Excerpted records Block Start

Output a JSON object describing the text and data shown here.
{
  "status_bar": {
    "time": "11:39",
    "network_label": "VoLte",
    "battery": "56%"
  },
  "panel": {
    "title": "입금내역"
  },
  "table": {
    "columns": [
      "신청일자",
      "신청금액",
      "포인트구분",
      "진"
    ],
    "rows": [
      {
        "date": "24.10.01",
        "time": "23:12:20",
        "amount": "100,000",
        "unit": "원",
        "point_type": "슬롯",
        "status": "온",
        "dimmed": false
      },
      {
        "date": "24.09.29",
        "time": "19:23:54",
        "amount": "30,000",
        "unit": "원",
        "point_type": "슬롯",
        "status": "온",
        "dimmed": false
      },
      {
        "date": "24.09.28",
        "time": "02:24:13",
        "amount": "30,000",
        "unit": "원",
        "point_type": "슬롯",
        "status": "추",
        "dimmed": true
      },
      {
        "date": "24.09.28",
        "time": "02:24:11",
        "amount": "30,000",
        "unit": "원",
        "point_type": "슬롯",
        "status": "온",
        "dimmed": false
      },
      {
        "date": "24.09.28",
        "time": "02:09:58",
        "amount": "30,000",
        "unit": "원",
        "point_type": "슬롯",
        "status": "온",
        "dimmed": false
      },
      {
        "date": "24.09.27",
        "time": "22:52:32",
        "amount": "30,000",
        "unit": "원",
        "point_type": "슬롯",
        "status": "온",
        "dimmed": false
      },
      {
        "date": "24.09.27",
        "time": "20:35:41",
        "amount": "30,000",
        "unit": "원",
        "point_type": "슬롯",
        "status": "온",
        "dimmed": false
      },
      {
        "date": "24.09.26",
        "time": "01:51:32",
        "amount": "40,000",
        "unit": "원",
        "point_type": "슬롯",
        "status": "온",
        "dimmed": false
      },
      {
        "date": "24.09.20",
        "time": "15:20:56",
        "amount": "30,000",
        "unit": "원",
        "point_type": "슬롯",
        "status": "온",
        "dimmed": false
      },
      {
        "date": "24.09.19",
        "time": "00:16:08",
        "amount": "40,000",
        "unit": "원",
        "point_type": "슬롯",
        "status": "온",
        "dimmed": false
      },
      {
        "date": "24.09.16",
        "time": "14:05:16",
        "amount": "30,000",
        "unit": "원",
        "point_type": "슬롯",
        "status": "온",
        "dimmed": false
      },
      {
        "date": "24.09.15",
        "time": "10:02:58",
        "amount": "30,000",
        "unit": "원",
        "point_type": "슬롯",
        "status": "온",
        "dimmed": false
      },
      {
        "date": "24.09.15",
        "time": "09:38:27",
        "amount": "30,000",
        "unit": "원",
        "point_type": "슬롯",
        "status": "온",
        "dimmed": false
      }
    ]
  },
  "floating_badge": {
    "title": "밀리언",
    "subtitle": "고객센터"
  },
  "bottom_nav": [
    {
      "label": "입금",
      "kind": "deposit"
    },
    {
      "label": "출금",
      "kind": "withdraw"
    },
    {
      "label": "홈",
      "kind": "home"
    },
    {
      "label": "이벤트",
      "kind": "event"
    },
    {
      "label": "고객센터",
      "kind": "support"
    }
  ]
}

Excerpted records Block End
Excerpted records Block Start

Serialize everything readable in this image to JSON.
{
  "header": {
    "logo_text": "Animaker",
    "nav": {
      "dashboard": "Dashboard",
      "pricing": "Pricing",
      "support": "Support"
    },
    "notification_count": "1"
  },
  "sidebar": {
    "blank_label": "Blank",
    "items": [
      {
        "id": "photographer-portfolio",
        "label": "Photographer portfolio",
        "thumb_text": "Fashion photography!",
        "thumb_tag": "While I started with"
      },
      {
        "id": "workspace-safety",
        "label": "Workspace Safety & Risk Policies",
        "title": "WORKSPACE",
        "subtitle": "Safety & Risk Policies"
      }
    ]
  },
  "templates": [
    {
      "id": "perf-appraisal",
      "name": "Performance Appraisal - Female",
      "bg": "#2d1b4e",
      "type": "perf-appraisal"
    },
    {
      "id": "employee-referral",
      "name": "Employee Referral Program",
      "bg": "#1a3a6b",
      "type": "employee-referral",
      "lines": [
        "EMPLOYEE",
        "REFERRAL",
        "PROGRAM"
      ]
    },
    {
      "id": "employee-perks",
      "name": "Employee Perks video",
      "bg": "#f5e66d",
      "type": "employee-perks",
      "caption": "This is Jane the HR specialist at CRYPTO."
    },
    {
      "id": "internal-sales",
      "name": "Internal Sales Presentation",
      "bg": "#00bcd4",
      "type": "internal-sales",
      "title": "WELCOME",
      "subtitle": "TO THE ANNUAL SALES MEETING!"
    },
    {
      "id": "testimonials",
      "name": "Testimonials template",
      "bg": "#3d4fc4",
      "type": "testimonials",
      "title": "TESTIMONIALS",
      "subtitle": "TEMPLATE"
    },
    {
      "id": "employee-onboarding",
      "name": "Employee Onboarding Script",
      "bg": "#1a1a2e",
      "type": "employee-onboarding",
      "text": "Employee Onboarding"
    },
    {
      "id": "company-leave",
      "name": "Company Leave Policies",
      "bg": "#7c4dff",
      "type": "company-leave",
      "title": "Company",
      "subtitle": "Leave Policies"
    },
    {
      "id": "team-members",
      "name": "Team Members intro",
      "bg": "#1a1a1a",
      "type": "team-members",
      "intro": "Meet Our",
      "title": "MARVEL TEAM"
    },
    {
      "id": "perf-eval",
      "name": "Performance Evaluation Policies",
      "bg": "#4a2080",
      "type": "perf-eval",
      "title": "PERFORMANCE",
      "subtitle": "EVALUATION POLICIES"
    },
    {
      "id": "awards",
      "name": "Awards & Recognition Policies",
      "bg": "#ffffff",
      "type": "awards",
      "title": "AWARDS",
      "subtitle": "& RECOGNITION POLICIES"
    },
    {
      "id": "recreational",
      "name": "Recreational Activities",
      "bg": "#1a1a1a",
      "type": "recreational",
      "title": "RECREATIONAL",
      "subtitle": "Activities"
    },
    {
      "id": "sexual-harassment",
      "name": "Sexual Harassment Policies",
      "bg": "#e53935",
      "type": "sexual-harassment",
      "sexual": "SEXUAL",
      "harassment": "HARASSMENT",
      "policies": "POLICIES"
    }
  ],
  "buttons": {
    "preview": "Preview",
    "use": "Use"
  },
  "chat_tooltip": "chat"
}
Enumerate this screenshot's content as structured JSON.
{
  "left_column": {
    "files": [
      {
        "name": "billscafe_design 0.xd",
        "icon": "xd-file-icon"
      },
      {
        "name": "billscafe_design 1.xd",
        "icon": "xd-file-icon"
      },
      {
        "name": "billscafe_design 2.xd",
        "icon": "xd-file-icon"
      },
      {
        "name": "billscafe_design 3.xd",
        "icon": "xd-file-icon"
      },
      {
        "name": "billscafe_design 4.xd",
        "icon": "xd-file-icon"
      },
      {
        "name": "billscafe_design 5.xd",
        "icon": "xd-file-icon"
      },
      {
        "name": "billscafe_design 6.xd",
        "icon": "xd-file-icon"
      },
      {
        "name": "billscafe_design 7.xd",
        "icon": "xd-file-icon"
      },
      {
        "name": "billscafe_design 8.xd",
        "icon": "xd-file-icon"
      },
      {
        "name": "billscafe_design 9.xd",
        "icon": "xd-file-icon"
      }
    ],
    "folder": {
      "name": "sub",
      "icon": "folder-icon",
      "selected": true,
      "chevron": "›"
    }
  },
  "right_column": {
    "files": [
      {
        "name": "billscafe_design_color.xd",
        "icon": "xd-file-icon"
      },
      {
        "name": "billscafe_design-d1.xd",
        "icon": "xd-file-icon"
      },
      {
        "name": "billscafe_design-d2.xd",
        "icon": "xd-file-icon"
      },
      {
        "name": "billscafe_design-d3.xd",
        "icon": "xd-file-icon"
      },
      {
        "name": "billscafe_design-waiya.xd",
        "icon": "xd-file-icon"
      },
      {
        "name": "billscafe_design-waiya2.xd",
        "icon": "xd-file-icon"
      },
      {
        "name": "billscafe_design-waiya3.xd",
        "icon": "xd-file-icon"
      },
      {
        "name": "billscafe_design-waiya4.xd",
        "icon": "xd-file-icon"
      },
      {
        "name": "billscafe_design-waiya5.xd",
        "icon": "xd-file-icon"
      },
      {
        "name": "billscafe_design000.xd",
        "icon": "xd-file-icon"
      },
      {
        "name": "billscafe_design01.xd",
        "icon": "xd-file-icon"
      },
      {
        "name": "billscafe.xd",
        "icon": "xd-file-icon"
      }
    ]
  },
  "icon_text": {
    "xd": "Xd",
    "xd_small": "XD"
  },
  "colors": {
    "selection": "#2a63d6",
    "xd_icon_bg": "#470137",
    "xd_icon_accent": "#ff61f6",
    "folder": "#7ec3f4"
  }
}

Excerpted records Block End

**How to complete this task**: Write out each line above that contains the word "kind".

**Your solution**:
      "kind": "deposit"
      "kind": "withdraw"
      "kind": "home"
      "kind": "event"
      "kind": "support"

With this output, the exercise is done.